Before 1984, Australia's national anthem 'Advance Australia Fair' started with the line: "Australian sons, let us rejoice."
It had just officially replaced 'God Save The Queen' as the anthem, but not before the Prime Minister of the time Bob Hawke requested a change to the opening line (now "Australians all let us rejoice") to be more inclusive.
Decades later, the debate continues about the song, and one line in particular - "For we are young and free" - because it does not recognise Australia's rich Indigenous history and the oldest continuous culture in the world.
Watch: The Stolen Generations: Why I can't 'get over it'. Post continues below video.
We have known for a long time that not all Australians feel represented by the national anthem, but stating so comes with a risk.

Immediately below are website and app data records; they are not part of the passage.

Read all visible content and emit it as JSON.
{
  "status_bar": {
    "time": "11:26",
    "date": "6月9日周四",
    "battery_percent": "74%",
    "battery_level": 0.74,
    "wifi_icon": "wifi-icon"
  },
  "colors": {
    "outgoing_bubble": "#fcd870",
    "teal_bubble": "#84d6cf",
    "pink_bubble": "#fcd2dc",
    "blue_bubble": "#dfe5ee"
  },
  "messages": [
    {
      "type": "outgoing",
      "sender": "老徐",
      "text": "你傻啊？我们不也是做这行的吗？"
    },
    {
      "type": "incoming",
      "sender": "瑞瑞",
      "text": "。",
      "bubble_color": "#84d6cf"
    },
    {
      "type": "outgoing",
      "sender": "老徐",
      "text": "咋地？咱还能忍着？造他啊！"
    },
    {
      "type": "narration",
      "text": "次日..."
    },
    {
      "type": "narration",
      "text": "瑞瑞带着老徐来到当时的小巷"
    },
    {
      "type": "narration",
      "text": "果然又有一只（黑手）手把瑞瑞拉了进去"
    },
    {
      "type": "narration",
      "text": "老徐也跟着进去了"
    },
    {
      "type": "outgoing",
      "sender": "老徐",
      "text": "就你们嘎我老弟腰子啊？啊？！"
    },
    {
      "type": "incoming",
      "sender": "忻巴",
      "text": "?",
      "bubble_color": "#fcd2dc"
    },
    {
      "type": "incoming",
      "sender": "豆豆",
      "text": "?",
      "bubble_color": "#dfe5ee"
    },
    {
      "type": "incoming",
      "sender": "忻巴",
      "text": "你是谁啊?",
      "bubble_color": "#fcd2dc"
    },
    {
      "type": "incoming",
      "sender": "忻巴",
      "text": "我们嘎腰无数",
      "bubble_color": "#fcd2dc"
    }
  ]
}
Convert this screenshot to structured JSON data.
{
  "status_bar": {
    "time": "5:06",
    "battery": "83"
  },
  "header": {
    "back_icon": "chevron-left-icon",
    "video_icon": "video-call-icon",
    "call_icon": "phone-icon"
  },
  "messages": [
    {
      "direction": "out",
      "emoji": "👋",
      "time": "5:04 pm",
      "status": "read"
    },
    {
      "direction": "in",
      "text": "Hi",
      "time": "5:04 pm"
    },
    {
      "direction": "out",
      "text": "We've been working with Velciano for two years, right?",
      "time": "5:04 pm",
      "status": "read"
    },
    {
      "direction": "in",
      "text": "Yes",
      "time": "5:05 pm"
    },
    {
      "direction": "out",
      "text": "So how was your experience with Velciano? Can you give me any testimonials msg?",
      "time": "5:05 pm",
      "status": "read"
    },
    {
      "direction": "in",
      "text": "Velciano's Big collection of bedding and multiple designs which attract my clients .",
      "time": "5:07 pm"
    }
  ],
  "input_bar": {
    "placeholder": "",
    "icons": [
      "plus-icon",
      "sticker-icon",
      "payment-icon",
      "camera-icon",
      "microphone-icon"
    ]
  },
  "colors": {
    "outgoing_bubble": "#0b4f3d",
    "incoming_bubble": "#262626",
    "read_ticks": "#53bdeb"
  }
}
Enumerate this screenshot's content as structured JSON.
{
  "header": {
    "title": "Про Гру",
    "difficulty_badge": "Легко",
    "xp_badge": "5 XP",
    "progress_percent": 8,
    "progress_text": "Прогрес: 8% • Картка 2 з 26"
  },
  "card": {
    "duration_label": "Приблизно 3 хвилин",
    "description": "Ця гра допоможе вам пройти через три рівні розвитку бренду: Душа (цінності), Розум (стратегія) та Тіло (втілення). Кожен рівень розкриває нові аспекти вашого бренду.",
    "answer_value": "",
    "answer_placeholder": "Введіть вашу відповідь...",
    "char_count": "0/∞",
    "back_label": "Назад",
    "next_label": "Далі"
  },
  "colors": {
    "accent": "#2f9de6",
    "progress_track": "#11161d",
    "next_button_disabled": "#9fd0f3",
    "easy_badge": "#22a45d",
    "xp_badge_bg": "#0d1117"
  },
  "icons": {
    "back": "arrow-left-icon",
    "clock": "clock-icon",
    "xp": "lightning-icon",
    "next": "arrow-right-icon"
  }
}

In 2018, a nine-year-old Queensland girl refused to stand for it during assembly. She received a lunchtime detention from her school, and faced the ire of politicians and media.
"Someone needs to give this girl a bit of a lesson. Or, as one of my listeners said using the lingo of my old man, a good kick up the backside," Alan Jones said on his 2GB breakfast show. "Though, my listener didn't use the word backside."
Pauline Hanson used the same "kick up the backside" line.
When Indigenous NRL players decided against singing the anthem before matches in 2019, radio broadcaster Chris Smith said the players were dividing "young, impressionable" fans of the game and guilting the NRL into not celebrating "this great country".
Just one word: The Quicky explores Australia's anthem problem. Post continues below audio.
Now, NSW Premier Gladys Berejiklian has expressed her support for changing that one word: 'young'.
"We need to recognise our Aboriginal heritage and to say we're young and free... it ignores the fact that they've inhabited the continent," Ms Berejiklian told Today.
"I feel upset when others don't feel the anthem reflects them. We have a proud First Nations culture and continuing culture here in Australia, that one word might make a difference to some people."
She said she appreciated how important it is "to bring people together, how important it is to include our history in total and that's why I'm supporting this one word change, which I hope will make a difference."
Calls are growing to change the Australian national anthem to include our Indigenous history.— The Project (@theprojecttv) November 11, 2020
Today, the campaign has a surprising new ally, in Gladys Berejiklian. Lawyer and campaigner @teelareid shares her thoughts on what more can be done to include our First Nations people. pic.twitter.com/1M6o7AWIxb